## Dataset entries
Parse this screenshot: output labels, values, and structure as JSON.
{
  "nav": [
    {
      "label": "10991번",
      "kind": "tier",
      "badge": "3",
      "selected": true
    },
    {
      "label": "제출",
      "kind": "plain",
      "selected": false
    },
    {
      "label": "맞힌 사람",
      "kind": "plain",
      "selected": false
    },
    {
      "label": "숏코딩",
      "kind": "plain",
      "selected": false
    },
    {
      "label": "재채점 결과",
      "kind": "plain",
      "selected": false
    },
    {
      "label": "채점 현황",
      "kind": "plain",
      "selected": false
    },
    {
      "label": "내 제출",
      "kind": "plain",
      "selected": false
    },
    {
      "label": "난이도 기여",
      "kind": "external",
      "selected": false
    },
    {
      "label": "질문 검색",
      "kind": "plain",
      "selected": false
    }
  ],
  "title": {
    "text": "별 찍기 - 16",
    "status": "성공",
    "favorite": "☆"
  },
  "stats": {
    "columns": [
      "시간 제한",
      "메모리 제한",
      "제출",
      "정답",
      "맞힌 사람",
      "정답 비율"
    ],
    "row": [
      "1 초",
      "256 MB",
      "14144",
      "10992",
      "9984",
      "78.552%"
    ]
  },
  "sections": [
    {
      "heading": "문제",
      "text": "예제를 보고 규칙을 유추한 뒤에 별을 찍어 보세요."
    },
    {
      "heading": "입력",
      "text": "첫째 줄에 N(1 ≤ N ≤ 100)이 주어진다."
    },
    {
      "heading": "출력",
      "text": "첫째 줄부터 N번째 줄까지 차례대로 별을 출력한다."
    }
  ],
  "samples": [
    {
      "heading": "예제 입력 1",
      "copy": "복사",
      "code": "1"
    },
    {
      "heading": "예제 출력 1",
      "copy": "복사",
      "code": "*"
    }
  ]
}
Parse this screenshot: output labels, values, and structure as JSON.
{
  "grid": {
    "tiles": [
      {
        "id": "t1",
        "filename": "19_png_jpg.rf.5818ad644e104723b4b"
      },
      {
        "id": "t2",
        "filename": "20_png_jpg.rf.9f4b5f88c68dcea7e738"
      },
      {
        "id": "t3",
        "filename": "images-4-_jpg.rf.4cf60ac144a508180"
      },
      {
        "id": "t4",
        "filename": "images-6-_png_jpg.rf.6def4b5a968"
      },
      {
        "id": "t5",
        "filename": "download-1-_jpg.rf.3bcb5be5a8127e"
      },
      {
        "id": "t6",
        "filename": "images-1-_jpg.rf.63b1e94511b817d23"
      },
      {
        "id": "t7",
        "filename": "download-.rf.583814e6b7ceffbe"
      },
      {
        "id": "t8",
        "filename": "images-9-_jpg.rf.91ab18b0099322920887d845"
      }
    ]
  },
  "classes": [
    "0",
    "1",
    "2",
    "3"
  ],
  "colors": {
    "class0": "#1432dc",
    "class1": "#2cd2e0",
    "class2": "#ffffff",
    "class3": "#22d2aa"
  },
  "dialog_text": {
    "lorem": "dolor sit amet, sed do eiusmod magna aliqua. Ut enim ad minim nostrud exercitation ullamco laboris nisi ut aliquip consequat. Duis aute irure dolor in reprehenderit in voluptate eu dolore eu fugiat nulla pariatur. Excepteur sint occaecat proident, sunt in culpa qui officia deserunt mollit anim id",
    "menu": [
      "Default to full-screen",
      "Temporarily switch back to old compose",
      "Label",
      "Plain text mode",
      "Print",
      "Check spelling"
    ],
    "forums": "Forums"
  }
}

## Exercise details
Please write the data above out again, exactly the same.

## Written solution
Parse this screenshot: output labels, values, and structure as JSON.
{
  "nav": [
    {
      "label": "10991번",
      "kind": "tier",
      "badge": "3",
      "selected": true
    },
    {
      "label": "제출",
      "kind": "plain",
      "selected": false
    },
    {
      "label": "맞힌 사람",
      "kind": "plain",
      "selected": false
    },
    {
      "label": "숏코딩",
      "kind": "plain",
      "selected": false
    },
    {
      "label": "재채점 결과",
      "kind": "plain",
      "selected": false
    },
    {
      "label": "채점 현황",
      "kind": "plain",
      "selected": false
    },
    {
      "label": "내 제출",
      "kind": "plain",
      "selected": false
    },
    {
      "label": "난이도 기여",
      "kind": "external",
      "selected": false
    },
    {
      "label": "질문 검색",
      "kind": "plain",
      "selected": false
    }
  ],
  "title": {
    "text": "별 찍기 - 16",
    "status": "성공",
    "favorite": "☆"
  },
  "stats": {
    "columns": [
      "시간 제한",
      "메모리 제한",
      "제출",
      "정답",
      "맞힌 사람",
      "정답 비율"
    ],
    "row": [
      "1 초",
      "256 MB",
      "14144",
      "10992",
      "9984",
      "78.552%"
    ]
  },
  "sections": [
    {
      "heading": "문제",
      "text": "예제를 보고 규칙을 유추한 뒤에 별을 찍어 보세요."
    },
    {
      "heading": "입력",
      "text": "첫째 줄에 N(1 ≤ N ≤ 100)이 주어진다."
    },
    {
      "heading": "출력",
      "text": "첫째 줄부터 N번째 줄까지 차례대로 별을 출력한다."
    }
  ],
  "samples": [
    {
      "heading": "예제 입력 1",
      "copy": "복사",
      "code": "1"
    },
    {
      "heading": "예제 출력 1",
      "copy": "복사",
      "code": "*"
    }
  ]
}
Parse this screenshot: output labels, values, and structure as JSON.
{
  "grid": {
    "tiles": [
      {
        "id": "t1",
        "filename": "19_png_jpg.rf.5818ad644e104723b4b"
      },
      {
        "id": "t2",
        "filename": "20_png_jpg.rf.9f4b5f88c68dcea7e738"
      },
      {
        "id": "t3",
        "filename": "images-4-_jpg.rf.4cf60ac144a508180"
      },
      {
        "id": "t4",
        "filename": "images-6-_png_jpg.rf.6def4b5a968"
      },
      {
        "id": "t5",
        "filename": "download-1-_jpg.rf.3bcb5be5a8127e"
      },
      {
        "id": "t6",
        "filename": "images-1-_jpg.rf.63b1e94511b817d23"
      },
      {
        "id": "t7",
        "filename": "download-.rf.583814e6b7ceffbe"
      },
      {
        "id": "t8",
        "filename": "images-9-_jpg.rf.91ab18b0099322920887d845"
      }
    ]
  },
  "classes": [
    "0",
    "1",
    "2",
    "3"
  ],
  "colors": {
    "class0": "#1432dc",
    "class1": "#2cd2e0",
    "class2": "#ffffff",
    "class3": "#22d2aa"
  },
  "dialog_text": {
    "lorem": "dolor sit amet, sed do eiusmod magna aliqua. Ut enim ad minim nostrud exercitation ullamco laboris nisi ut aliquip consequat. Duis aute irure dolor in reprehenderit in voluptate eu dolore eu fugiat nulla pariatur. Excepteur sint occaecat proident, sunt in culpa qui officia deserunt mollit anim id",
    "menu": [
      "Default to full-screen",
      "Temporarily switch back to old compose",
      "Label",
      "Plain text mode",
      "Print",
      "Check spelling"
    ],
    "forums": "Forums"
  }
}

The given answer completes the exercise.